Web page and app entries:
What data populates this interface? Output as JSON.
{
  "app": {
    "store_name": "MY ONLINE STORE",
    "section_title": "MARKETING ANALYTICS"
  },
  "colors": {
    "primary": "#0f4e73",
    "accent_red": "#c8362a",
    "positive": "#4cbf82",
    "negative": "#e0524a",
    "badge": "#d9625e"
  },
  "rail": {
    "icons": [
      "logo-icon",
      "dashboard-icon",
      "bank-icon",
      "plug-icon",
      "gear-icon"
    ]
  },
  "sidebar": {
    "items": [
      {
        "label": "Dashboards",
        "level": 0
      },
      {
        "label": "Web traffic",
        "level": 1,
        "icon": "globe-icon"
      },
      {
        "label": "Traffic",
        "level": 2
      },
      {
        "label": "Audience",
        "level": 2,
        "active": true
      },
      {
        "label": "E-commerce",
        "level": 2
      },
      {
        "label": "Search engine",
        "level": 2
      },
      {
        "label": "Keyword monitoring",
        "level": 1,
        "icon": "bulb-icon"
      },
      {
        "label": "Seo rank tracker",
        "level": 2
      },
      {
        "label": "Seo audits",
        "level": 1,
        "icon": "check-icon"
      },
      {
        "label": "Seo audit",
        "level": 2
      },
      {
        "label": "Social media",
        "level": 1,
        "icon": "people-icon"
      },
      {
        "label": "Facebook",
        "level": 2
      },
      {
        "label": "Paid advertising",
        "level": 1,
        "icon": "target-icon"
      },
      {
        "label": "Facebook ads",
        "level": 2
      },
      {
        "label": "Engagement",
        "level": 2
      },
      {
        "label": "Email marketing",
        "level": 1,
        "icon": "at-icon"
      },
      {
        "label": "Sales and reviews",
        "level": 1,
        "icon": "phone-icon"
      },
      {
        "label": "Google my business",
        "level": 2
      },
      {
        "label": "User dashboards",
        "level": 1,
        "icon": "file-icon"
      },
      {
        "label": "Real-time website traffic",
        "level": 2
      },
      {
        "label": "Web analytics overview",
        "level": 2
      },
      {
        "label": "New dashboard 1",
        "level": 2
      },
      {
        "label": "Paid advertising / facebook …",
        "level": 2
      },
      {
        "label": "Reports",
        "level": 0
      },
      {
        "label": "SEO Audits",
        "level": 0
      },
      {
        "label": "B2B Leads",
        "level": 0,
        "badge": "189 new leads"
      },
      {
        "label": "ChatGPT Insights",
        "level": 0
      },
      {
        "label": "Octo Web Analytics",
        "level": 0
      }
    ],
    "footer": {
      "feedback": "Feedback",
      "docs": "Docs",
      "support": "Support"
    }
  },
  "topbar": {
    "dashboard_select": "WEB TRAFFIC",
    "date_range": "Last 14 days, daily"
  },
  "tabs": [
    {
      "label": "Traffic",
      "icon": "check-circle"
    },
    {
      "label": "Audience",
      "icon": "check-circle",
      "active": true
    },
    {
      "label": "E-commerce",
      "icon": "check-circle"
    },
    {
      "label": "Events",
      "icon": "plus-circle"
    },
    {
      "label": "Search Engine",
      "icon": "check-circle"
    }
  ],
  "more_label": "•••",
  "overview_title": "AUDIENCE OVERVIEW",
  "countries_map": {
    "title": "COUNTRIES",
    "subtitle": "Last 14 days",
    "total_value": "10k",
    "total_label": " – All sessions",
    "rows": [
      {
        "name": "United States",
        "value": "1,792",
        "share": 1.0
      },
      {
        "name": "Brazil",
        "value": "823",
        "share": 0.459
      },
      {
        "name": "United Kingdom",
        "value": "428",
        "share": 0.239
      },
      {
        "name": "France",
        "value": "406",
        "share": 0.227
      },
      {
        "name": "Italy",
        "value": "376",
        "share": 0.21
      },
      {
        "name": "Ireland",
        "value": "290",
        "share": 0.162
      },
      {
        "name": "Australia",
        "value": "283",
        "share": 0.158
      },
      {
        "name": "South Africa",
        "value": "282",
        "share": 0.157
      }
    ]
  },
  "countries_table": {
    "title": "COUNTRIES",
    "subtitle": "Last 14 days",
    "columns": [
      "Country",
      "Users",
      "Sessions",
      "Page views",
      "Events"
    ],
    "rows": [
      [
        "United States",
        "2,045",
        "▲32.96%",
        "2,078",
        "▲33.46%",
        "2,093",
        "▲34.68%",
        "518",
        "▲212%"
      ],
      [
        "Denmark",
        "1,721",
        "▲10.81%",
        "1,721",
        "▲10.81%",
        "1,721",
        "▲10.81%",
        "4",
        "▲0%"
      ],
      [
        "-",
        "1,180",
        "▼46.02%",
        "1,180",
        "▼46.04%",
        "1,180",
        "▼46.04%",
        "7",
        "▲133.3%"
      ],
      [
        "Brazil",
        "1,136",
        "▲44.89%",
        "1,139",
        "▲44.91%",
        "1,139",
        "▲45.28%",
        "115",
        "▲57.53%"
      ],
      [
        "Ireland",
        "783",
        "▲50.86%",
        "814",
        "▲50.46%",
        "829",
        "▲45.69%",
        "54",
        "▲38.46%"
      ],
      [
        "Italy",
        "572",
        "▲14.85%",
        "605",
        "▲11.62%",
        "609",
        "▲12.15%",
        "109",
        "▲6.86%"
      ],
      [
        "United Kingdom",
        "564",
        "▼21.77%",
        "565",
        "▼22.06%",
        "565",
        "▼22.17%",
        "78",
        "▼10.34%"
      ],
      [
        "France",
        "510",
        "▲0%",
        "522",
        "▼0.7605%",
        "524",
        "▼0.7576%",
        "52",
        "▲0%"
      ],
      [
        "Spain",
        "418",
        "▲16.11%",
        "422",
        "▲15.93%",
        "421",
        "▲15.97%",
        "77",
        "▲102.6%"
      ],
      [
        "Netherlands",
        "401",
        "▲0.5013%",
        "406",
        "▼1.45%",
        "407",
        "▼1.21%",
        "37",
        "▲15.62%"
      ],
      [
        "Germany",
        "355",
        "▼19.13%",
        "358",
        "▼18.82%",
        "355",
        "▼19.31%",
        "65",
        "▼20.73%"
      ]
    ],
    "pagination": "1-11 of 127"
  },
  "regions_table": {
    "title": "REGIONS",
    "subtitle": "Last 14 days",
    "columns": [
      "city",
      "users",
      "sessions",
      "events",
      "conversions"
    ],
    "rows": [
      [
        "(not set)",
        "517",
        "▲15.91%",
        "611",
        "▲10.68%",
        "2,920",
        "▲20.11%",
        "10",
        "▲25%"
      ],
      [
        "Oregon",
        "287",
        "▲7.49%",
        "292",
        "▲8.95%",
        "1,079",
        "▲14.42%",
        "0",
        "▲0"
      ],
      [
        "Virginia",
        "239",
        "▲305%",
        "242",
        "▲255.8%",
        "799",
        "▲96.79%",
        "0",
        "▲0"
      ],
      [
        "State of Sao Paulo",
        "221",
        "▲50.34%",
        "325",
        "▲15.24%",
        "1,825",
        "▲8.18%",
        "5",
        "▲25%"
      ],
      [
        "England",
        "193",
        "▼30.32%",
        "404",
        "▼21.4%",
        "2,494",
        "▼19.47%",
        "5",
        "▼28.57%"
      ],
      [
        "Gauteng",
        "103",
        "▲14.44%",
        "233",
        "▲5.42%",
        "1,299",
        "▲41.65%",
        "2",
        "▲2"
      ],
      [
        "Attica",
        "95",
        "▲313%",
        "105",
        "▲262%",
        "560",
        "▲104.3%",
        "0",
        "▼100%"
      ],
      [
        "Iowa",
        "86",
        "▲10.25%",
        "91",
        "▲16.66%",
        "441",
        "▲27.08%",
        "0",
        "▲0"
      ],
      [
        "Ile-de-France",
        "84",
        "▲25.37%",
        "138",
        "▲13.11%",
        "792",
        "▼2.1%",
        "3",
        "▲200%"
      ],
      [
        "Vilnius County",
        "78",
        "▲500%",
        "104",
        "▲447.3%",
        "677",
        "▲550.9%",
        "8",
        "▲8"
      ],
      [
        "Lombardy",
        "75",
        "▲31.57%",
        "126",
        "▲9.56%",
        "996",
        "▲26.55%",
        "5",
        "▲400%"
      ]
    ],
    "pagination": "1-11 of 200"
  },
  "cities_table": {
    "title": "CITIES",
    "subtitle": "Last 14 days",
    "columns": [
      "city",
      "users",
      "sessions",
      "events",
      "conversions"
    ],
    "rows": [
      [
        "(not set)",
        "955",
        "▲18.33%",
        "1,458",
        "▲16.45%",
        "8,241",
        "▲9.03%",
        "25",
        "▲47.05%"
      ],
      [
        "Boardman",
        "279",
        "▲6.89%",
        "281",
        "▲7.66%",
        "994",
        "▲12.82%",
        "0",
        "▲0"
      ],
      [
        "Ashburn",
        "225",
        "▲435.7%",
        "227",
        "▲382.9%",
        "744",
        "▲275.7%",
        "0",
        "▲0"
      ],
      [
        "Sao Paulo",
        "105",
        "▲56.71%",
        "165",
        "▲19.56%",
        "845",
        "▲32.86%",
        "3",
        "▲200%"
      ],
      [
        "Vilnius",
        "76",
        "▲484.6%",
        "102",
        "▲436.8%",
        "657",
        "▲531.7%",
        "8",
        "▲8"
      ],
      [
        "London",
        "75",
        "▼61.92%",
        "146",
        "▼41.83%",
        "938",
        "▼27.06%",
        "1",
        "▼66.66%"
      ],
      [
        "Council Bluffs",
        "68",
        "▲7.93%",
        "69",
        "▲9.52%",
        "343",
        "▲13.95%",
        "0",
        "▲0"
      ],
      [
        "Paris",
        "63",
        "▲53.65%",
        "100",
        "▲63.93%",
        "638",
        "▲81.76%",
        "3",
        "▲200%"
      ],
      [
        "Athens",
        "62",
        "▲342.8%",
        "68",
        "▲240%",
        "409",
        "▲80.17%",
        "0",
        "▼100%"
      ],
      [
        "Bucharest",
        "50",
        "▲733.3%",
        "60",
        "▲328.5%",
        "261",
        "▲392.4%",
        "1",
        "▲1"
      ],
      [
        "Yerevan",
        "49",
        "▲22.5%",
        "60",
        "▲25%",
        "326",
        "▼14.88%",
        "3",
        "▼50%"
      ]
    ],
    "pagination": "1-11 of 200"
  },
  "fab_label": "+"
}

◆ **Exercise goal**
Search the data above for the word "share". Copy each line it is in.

◆ **Exercise answer**
        "share": 1.0
        "share": 0.459
        "share": 0.239
        "share": 0.227
        "share": 0.21
        "share": 0.162
        "share": 0.158
        "share": 0.157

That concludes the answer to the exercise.